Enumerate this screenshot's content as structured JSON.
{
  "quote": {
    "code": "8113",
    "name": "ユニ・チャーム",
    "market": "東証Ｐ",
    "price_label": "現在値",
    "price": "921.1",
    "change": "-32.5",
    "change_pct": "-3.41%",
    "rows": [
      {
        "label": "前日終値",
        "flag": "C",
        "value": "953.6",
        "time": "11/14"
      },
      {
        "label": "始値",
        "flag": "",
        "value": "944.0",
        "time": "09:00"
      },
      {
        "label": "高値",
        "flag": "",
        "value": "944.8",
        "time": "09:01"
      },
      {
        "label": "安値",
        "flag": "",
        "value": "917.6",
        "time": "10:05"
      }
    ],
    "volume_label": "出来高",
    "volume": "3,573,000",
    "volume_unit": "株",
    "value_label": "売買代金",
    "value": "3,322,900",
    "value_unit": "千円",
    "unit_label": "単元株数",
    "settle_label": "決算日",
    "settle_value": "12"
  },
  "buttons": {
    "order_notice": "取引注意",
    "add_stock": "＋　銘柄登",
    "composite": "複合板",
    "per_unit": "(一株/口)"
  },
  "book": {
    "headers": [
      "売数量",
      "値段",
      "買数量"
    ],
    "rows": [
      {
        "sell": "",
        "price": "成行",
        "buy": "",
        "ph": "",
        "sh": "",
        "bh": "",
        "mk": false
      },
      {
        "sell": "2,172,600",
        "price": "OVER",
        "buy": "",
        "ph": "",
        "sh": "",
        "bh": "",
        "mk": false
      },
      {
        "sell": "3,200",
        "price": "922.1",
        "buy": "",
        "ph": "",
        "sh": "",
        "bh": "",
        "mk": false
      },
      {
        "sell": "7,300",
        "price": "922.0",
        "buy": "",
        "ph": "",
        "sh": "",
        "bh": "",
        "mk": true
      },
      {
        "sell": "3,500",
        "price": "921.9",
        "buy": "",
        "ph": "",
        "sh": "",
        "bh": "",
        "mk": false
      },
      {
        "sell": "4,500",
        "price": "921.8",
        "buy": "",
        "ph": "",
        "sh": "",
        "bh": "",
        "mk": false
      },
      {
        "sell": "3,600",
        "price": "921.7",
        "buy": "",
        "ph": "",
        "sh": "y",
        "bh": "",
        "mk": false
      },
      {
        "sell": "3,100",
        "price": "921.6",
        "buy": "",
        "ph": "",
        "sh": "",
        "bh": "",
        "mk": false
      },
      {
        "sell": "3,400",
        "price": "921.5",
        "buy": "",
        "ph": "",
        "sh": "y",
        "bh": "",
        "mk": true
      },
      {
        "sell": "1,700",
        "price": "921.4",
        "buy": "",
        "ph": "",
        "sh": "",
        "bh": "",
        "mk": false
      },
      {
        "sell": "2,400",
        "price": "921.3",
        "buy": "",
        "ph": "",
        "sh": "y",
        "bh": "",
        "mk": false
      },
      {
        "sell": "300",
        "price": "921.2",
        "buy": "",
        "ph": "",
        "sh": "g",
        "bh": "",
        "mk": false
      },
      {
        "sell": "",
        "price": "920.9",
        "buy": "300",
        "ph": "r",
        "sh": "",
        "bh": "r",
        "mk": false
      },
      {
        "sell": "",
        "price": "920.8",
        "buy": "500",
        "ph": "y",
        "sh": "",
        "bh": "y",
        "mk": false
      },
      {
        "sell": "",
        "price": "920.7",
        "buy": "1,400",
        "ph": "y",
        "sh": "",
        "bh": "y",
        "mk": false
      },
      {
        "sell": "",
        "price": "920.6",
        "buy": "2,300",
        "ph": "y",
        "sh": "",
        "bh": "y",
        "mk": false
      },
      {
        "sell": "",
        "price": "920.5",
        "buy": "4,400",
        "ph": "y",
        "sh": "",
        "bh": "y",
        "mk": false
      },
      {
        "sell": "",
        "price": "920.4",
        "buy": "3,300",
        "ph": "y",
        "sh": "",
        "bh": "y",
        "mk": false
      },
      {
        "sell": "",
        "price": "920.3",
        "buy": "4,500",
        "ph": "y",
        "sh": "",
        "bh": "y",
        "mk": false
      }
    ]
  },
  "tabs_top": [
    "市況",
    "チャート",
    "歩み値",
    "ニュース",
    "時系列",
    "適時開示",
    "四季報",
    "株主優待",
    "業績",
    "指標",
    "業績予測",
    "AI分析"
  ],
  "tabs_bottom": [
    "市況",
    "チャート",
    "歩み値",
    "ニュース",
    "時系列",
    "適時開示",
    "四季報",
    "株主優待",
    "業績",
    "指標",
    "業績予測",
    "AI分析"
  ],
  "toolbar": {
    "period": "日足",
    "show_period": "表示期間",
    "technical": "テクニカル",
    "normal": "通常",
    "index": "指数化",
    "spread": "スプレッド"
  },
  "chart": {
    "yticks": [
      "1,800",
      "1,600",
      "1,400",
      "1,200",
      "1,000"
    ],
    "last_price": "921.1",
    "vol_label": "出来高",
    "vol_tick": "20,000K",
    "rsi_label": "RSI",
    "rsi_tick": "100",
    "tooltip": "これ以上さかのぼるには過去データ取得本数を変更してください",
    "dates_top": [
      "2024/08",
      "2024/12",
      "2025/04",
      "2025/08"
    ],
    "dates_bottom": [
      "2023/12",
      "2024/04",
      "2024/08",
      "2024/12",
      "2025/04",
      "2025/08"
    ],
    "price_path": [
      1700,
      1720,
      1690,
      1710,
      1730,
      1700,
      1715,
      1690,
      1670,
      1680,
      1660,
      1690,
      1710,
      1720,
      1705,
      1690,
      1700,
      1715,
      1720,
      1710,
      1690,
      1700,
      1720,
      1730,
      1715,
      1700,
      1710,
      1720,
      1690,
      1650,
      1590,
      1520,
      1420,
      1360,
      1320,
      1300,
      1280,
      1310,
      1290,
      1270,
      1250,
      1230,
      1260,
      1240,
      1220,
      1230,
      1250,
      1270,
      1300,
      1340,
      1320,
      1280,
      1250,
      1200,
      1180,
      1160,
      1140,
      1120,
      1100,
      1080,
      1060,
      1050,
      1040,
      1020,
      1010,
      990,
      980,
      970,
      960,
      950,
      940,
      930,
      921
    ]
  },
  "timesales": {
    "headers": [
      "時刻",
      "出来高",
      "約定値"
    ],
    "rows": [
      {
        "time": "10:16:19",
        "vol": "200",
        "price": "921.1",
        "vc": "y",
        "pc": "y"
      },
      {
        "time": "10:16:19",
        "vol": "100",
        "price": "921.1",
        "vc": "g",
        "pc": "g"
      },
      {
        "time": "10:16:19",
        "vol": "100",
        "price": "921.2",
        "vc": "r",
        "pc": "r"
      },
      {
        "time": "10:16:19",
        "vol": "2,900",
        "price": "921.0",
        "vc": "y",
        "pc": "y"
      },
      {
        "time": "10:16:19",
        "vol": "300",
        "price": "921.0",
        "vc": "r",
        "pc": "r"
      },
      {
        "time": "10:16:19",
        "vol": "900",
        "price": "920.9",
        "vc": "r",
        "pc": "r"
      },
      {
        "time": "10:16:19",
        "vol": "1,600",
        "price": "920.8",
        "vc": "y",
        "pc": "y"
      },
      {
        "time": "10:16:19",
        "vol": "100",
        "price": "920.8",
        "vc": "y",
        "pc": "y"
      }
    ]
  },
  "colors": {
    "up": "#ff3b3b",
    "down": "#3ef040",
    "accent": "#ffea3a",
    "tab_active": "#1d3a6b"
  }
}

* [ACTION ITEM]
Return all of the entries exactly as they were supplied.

* [OUTPUT BELOW]
Enumerate this screenshot's content as structured JSON.
{
  "quote": {
    "code": "8113",
    "name": "ユニ・チャーム",
    "market": "東証Ｐ",
    "price_label": "現在値",
    "price": "921.1",
    "change": "-32.5",
    "change_pct": "-3.41%",
    "rows": [
      {
        "label": "前日終値",
        "flag": "C",
        "value": "953.6",
        "time": "11/14"
      },
      {
        "label": "始値",
        "flag": "",
        "value": "944.0",
        "time": "09:00"
      },
      {
        "label": "高値",
        "flag": "",
        "value": "944.8",
        "time": "09:01"
      },
      {
        "label": "安値",
        "flag": "",
        "value": "917.6",
        "time": "10:05"
      }
    ],
    "volume_label": "出来高",
    "volume": "3,573,000",
    "volume_unit": "株",
    "value_label": "売買代金",
    "value": "3,322,900",
    "value_unit": "千円",
    "unit_label": "単元株数",
    "settle_label": "決算日",
    "settle_value": "12"
  },
  "buttons": {
    "order_notice": "取引注意",
    "add_stock": "＋　銘柄登",
    "composite": "複合板",
    "per_unit": "(一株/口)"
  },
  "book": {
    "headers": [
      "売数量",
      "値段",
      "買数量"
    ],
    "rows": [
      {
        "sell": "",
        "price": "成行",
        "buy": "",
        "ph": "",
        "sh": "",
        "bh": "",
        "mk": false
      },
      {
        "sell": "2,172,600",
        "price": "OVER",
        "buy": "",
        "ph": "",
        "sh": "",
        "bh": "",
        "mk": false
      },
      {
        "sell": "3,200",
        "price": "922.1",
        "buy": "",
        "ph": "",
        "sh": "",
        "bh": "",
        "mk": false
      },
      {
        "sell": "7,300",
        "price": "922.0",
        "buy": "",
        "ph": "",
        "sh": "",
        "bh": "",
        "mk": true
      },
      {
        "sell": "3,500",
        "price": "921.9",
        "buy": "",
        "ph": "",
        "sh": "",
        "bh": "",
        "mk": false
      },
      {
        "sell": "4,500",
        "price": "921.8",
        "buy": "",
        "ph": "",
        "sh": "",
        "bh": "",
        "mk": false
      },
      {
        "sell": "3,600",
        "price": "921.7",
        "buy": "",
        "ph": "",
        "sh": "y",
        "bh": "",
        "mk": false
      },
      {
        "sell": "3,100",
        "price": "921.6",
        "buy": "",
        "ph": "",
        "sh": "",
        "bh": "",
        "mk": false
      },
      {
        "sell": "3,400",
        "price": "921.5",
        "buy": "",
        "ph": "",
        "sh": "y",
        "bh": "",
        "mk": true
      },
      {
        "sell": "1,700",
        "price": "921.4",
        "buy": "",
        "ph": "",
        "sh": "",
        "bh": "",
        "mk": false
      },
      {
        "sell": "2,400",
        "price": "921.3",
        "buy": "",
        "ph": "",
        "sh": "y",
        "bh": "",
        "mk": false
      },
      {
        "sell": "300",
        "price": "921.2",
        "buy": "",
        "ph": "",
        "sh": "g",
        "bh": "",
        "mk": false
      },
      {
        "sell": "",
        "price": "920.9",
        "buy": "300",
        "ph": "r",
        "sh": "",
        "bh": "r",
        "mk": false
      },
      {
        "sell": "",
        "price": "920.8",
        "buy": "500",
        "ph": "y",
        "sh": "",
        "bh": "y",
        "mk": false
      },
      {
        "sell": "",
        "price": "920.7",
        "buy": "1,400",
        "ph": "y",
        "sh": "",
        "bh": "y",
        "mk": false
      },
      {
        "sell": "",
        "price": "920.6",
        "buy": "2,300",
        "ph": "y",
        "sh": "",
        "bh": "y",
        "mk": false
      },
      {
        "sell": "",
        "price": "920.5",
        "buy": "4,400",
        "ph": "y",
        "sh": "",
        "bh": "y",
        "mk": false
      },
      {
        "sell": "",
        "price": "920.4",
        "buy": "3,300",
        "ph": "y",
        "sh": "",
        "bh": "y",
        "mk": false
      },
      {
        "sell": "",
        "price": "920.3",
        "buy": "4,500",
        "ph": "y",
        "sh": "",
        "bh": "y",
        "mk": false
      }
    ]
  },
  "tabs_top": [
    "市況",
    "チャート",
    "歩み値",
    "ニュース",
    "時系列",
    "適時開示",
    "四季報",
    "株主優待",
    "業績",
    "指標",
    "業績予測",
    "AI分析"
  ],
  "tabs_bottom": [
    "市況",
    "チャート",
    "歩み値",
    "ニュース",
    "時系列",
    "適時開示",
    "四季報",
    "株主優待",
    "業績",
    "指標",
    "業績予測",
    "AI分析"
  ],
  "toolbar": {
    "period": "日足",
    "show_period": "表示期間",
    "technical": "テクニカル",
    "normal": "通常",
    "index": "指数化",
    "spread": "スプレッド"
  },
  "chart": {
    "yticks": [
      "1,800",
      "1,600",
      "1,400",
      "1,200",
      "1,000"
    ],
    "last_price": "921.1",
    "vol_label": "出来高",
    "vol_tick": "20,000K",
    "rsi_label": "RSI",
    "rsi_tick": "100",
    "tooltip": "これ以上さかのぼるには過去データ取得本数を変更してください",
    "dates_top": [
      "2024/08",
      "2024/12",
      "2025/04",
      "2025/08"
    ],
    "dates_bottom": [
      "2023/12",
      "2024/04",
      "2024/08",
      "2024/12",
      "2025/04",
      "2025/08"
    ],
    "price_path": [
      1700,
      1720,
      1690,
      1710,
      1730,
      1700,
      1715,
      1690,
      1670,
      1680,
      1660,
      1690,
      1710,
      1720,
      1705,
      1690,
      1700,
      1715,
      1720,
      1710,
      1690,
      1700,
      1720,
      1730,
      1715,
      1700,
      1710,
      1720,
      1690,
      1650,
      1590,
      1520,
      1420,
      1360,
      1320,
      1300,
      1280,
      1310,
      1290,
      1270,
      1250,
      1230,
      1260,
      1240,
      1220,
      1230,
      1250,
      1270,
      1300,
      1340,
      1320,
      1280,
      1250,
      1200,
      1180,
      1160,
      1140,
      1120,
      1100,
      1080,
      1060,
      1050,
      1040,
      1020,
      1010,
      990,
      980,
      970,
      960,
      950,
      940,
      930,
      921
    ]
  },
  "timesales": {
    "headers": [
      "時刻",
      "出来高",
      "約定値"
    ],
    "rows": [
      {
        "time": "10:16:19",
        "vol": "200",
        "price": "921.1",
        "vc": "y",
        "pc": "y"
      },
      {
        "time": "10:16:19",
        "vol": "100",
        "price": "921.1",
        "vc": "g",
        "pc": "g"
      },
      {
        "time": "10:16:19",
        "vol": "100",
        "price": "921.2",
        "vc": "r",
        "pc": "r"
      },
      {
        "time": "10:16:19",
        "vol": "2,900",
        "price": "921.0",
        "vc": "y",
        "pc": "y"
      },
      {
        "time": "10:16:19",
        "vol": "300",
        "price": "921.0",
        "vc": "r",
        "pc": "r"
      },
      {
        "time": "10:16:19",
        "vol": "900",
        "price": "920.9",
        "vc": "r",
        "pc": "r"
      },
      {
        "time": "10:16:19",
        "vol": "1,600",
        "price": "920.8",
        "vc": "y",
        "pc": "y"
      },
      {
        "time": "10:16:19",
        "vol": "100",
        "price": "920.8",
        "vc": "y",
        "pc": "y"
      }
    ]
  },
  "colors": {
    "up": "#ff3b3b",
    "down": "#3ef040",
    "accent": "#ffea3a",
    "tab_active": "#1d3a6b"
  }
}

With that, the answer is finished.